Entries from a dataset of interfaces
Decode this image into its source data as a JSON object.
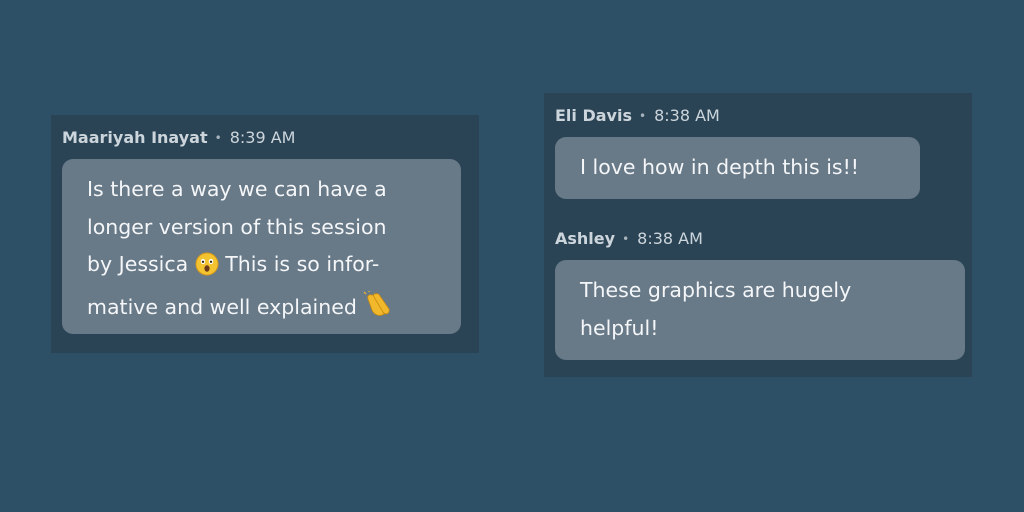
{
  "messages": [
    {
      "author": "Maariyah Inayat",
      "separator": "•",
      "time": "8:39 AM",
      "lines": [
        "Is there a way we can have a",
        "longer version of this session",
        "by Jessica",
        "This is so infor-",
        "mative and well explained"
      ],
      "emojis": [
        "astonished-face-icon",
        "clapping-hands-icon"
      ]
    },
    {
      "author": "Eli Davis",
      "separator": "•",
      "time": "8:38 AM",
      "lines": [
        "I love how in depth this is!!"
      ]
    },
    {
      "author": "Ashley",
      "separator": "•",
      "time": "8:38 AM",
      "lines": [
        "These graphics are hugely",
        "helpful!"
      ]
    }
  ],
  "colors": {
    "background": "#2e5066",
    "panel": "#2a4455",
    "bubble": "#687988",
    "message_text": "#f4f6f8",
    "meta_text": "#cdd5dc"
  }
}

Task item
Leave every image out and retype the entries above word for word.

Answer section
Decode this image into its source data as a JSON object.
{
  "messages": [
    {
      "author": "Maariyah Inayat",
      "separator": "•",
      "time": "8:39 AM",
      "lines": [
        "Is there a way we can have a",
        "longer version of this session",
        "by Jessica",
        "This is so infor-",
        "mative and well explained"
      ],
      "emojis": [
        "astonished-face-icon",
        "clapping-hands-icon"
      ]
    },
    {
      "author": "Eli Davis",
      "separator": "•",
      "time": "8:38 AM",
      "lines": [
        "I love how in depth this is!!"
      ]
    },
    {
      "author": "Ashley",
      "separator": "•",
      "time": "8:38 AM",
      "lines": [
        "These graphics are hugely",
        "helpful!"
      ]
    }
  ],
  "colors": {
    "background": "#2e5066",
    "panel": "#2a4455",
    "bubble": "#687988",
    "message_text": "#f4f6f8",
    "meta_text": "#cdd5dc"
  }
}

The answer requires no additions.